If a person is facing tough sentencing due to criminal charges, there may be an opportunity to ask for admission in a diversion program instead of a trial. Diversion programs exist as a second choice for some defendants to accept conditions set by the authorities in return for avoiding a major crime on their criminal record and subsequent sentencing. These programs are not available in all cases, but can be particularly attractive choices for some defendants.
Diversion programs are used as an alternative mode of sentencing. A person who accepts the terms of a diversion program may be able to avoid serious crimes on their record, including drug and alcohol charges, for less serious violations or no addition to the record at all. Additionally, they may experience lesser sentencing, which can include the following:
- Community service requirements
- Restitution for any victims of the crime
- Participation in or completion of education programs
- Following instructions to avoid possible criminal temptations.
Violation of the terms of a diversionary program, it should be noted, is likely to result in severe punishment, possibly including a reversion to the original charges.
In the state of New Jersey, the statute of limitations is set at different levels for different crimes. As long as a person’s crime isn’t considered an exemption to the general rule, they may avoid conviction if the prosecution doesn’t work fast enough.
The rules for the statute of limitations work in the following ways in New Jersey:
- The usual period of time in which prosecution for a crime is possible is 5 years.
- There is no limitation for murder or manslaughter.
- Misconduct from officials has a 7 year limitation.
- Petty offenses run a 1 year limitation.
This time may be effectively extended if a person attempts to flee the authorities.

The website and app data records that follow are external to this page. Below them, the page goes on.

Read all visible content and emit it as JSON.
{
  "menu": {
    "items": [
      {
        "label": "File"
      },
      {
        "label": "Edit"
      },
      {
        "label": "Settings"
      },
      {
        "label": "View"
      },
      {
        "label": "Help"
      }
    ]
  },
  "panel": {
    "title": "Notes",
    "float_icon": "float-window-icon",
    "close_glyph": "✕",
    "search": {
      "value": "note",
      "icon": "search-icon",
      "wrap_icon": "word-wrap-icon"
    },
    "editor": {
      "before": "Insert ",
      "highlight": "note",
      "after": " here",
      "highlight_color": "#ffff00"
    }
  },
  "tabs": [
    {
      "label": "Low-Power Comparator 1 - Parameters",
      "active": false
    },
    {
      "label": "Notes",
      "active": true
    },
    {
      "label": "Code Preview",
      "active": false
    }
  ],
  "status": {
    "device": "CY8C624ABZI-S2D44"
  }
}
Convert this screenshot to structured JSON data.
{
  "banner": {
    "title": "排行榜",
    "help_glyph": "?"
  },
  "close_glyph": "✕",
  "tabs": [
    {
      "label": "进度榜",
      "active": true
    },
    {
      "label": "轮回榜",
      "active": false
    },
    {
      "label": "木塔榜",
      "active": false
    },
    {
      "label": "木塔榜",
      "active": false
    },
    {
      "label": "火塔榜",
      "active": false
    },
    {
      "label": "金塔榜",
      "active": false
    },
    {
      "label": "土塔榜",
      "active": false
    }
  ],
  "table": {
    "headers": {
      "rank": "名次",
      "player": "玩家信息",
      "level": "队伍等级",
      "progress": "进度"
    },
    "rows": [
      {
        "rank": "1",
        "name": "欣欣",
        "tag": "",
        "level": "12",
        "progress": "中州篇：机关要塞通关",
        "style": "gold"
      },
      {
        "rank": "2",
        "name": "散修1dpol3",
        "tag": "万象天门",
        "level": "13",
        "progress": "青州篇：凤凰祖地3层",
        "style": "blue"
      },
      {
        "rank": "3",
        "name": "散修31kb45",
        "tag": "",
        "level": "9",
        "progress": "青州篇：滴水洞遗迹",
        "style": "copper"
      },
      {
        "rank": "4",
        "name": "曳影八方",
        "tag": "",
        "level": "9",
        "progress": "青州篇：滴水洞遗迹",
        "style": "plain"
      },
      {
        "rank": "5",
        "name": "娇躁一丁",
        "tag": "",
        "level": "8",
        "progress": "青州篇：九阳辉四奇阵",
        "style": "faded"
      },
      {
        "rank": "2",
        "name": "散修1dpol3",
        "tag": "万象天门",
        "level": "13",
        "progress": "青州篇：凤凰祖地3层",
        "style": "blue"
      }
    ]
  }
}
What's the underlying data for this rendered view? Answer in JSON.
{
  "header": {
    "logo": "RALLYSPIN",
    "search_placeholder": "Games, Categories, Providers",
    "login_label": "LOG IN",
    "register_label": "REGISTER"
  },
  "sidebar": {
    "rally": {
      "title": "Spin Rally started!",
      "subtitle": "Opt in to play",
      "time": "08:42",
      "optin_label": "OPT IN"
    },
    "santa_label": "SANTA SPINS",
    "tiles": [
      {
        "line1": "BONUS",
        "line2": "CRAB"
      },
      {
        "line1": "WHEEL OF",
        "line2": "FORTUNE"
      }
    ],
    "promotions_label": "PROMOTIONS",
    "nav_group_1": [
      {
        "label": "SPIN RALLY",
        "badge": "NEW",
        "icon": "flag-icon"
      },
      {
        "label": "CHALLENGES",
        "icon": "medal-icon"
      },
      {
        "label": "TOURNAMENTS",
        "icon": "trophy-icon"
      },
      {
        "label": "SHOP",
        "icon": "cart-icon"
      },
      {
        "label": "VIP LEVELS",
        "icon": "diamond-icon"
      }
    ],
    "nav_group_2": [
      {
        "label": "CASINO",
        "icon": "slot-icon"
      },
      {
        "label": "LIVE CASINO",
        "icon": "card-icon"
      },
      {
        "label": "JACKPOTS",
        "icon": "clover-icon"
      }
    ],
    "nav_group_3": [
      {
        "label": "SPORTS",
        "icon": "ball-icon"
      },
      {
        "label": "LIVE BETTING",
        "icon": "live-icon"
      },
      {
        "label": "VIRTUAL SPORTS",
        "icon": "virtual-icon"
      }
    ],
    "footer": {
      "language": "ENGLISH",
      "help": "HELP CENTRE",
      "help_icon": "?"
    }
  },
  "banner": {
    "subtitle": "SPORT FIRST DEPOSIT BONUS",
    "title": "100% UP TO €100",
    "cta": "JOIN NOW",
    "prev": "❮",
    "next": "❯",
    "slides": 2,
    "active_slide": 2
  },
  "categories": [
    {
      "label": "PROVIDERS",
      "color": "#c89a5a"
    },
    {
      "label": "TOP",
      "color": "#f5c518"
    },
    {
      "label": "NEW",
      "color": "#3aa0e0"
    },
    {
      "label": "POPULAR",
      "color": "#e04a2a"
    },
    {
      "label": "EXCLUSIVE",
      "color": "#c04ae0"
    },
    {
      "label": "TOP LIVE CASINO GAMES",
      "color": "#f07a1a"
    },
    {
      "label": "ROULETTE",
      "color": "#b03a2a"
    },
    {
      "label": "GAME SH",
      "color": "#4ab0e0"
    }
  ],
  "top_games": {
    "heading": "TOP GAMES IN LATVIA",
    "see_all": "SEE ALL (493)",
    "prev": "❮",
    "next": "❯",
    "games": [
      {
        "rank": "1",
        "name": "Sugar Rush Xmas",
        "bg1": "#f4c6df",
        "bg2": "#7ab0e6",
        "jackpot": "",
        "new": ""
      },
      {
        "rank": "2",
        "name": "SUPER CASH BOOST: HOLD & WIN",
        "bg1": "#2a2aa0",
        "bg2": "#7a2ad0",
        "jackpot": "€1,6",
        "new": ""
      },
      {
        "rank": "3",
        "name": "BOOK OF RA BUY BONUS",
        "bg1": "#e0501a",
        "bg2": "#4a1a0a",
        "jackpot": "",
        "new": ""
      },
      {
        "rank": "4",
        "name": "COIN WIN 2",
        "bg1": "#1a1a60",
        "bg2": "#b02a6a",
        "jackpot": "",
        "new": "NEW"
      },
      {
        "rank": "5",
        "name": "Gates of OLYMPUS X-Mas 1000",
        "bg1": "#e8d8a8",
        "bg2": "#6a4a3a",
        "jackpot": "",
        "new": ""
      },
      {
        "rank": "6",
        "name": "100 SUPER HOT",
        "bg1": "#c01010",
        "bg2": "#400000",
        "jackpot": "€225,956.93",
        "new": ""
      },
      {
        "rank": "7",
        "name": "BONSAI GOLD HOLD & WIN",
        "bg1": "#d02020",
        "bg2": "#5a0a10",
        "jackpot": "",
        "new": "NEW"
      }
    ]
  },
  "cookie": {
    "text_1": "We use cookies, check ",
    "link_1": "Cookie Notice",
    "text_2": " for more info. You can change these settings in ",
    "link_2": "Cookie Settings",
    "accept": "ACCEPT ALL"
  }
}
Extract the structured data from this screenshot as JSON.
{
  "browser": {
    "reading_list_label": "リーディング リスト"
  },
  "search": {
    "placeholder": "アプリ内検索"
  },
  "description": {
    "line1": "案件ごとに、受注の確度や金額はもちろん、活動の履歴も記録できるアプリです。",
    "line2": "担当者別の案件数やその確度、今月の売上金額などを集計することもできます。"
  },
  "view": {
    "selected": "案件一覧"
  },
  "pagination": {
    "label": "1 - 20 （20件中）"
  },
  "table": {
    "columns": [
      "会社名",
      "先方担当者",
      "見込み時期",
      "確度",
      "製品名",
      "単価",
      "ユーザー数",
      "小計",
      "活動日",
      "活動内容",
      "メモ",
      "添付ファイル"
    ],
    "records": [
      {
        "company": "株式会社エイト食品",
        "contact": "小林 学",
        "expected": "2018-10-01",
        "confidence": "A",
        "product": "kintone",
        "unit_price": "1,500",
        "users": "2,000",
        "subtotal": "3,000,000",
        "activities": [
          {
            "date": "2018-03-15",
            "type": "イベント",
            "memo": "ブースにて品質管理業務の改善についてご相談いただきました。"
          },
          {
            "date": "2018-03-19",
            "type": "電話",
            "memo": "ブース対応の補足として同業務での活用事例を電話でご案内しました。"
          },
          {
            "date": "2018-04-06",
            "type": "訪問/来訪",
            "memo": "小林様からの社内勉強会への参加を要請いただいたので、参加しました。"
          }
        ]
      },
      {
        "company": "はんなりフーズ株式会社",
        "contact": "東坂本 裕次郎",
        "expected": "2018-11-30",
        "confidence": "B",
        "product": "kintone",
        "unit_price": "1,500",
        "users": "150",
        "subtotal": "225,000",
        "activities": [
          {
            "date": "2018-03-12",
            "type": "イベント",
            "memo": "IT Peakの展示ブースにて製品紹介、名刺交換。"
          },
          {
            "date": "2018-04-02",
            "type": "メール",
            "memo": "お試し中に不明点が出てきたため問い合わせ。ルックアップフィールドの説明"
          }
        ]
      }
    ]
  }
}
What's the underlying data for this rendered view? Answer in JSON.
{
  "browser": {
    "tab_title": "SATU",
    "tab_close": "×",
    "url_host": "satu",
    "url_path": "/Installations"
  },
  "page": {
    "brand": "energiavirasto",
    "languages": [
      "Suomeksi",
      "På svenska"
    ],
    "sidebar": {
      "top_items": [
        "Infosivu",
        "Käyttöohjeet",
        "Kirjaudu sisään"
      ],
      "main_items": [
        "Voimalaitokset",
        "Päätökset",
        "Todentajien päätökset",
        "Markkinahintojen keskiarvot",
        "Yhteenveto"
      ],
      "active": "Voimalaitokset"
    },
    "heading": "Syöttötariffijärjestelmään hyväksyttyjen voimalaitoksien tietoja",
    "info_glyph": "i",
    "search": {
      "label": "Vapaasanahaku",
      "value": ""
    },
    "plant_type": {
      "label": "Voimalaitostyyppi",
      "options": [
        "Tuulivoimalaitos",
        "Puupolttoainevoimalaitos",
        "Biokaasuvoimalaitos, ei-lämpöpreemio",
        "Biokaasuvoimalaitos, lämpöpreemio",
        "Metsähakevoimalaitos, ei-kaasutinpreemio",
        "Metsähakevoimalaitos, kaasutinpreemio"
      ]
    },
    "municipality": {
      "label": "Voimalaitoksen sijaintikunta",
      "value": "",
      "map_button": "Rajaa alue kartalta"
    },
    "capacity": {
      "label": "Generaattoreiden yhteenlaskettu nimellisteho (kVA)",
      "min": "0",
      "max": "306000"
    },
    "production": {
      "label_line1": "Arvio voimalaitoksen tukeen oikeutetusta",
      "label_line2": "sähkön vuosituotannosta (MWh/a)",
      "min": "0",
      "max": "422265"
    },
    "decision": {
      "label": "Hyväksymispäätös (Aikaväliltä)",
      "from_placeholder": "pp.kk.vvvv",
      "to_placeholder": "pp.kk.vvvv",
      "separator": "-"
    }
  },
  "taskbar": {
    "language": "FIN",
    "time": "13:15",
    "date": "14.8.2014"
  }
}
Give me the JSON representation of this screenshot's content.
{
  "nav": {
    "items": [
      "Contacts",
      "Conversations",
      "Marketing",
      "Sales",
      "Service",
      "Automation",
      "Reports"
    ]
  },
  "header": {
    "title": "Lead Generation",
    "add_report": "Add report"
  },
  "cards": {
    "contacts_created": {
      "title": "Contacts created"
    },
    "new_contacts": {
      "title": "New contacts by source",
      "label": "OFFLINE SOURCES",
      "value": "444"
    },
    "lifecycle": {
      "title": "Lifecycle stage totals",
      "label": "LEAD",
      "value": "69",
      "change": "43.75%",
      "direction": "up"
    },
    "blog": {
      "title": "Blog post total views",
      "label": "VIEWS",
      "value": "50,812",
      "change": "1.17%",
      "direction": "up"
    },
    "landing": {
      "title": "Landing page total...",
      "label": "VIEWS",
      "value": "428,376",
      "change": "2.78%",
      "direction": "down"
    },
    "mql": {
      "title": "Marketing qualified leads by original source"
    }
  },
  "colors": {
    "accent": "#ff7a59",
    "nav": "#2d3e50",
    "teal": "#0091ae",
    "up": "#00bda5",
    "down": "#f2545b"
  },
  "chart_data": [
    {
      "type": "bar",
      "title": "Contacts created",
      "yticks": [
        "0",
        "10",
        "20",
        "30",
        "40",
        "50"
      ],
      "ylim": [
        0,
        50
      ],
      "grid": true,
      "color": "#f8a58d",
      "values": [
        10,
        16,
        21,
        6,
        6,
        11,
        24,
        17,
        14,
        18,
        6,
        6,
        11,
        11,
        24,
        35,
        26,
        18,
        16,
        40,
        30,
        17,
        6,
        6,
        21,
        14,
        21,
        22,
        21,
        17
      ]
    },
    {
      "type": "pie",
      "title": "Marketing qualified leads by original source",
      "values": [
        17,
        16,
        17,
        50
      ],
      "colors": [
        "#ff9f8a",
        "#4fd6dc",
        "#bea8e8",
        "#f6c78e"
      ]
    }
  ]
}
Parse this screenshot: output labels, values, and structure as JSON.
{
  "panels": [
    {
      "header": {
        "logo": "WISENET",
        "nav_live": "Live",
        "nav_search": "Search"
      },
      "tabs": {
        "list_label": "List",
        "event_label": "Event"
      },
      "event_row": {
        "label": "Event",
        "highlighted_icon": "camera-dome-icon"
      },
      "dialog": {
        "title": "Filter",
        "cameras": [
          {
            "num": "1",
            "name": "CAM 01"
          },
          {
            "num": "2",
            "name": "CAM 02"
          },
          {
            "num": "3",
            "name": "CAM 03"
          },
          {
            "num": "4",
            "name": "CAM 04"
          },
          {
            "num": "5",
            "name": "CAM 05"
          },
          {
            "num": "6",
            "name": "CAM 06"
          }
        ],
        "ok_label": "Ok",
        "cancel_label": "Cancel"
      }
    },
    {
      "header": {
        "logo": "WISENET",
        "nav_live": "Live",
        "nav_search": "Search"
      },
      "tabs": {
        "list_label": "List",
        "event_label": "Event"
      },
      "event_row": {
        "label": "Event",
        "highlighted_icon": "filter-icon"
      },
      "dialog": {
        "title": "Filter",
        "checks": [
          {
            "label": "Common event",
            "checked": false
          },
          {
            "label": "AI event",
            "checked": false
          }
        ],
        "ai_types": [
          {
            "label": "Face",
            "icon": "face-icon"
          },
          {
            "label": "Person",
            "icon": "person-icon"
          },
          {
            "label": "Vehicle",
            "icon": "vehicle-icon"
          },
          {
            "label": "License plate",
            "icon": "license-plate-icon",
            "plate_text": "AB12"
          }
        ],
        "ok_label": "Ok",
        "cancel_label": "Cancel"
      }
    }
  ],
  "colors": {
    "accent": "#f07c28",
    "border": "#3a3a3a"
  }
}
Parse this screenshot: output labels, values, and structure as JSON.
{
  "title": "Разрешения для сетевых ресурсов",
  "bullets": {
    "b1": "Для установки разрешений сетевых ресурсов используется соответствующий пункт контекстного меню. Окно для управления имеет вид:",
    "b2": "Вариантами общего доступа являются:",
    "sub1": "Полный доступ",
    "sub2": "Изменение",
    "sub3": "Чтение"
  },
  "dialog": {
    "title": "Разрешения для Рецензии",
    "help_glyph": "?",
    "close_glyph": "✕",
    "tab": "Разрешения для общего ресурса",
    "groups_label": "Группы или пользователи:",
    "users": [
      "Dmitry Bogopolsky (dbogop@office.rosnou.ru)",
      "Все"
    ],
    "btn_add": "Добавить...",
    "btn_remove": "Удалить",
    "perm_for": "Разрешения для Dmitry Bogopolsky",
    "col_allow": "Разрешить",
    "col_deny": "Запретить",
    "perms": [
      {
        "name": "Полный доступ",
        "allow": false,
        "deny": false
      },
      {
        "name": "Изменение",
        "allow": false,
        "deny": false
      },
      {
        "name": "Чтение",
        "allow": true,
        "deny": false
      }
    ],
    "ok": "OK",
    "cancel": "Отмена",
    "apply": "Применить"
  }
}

If you are facing criminal charges and are willing to cooperate with the authorities in exchange for lesser penalties, a diversion program may be right for you. When seeking this option, it is strongly advisable to do so with the assistance of an attorney.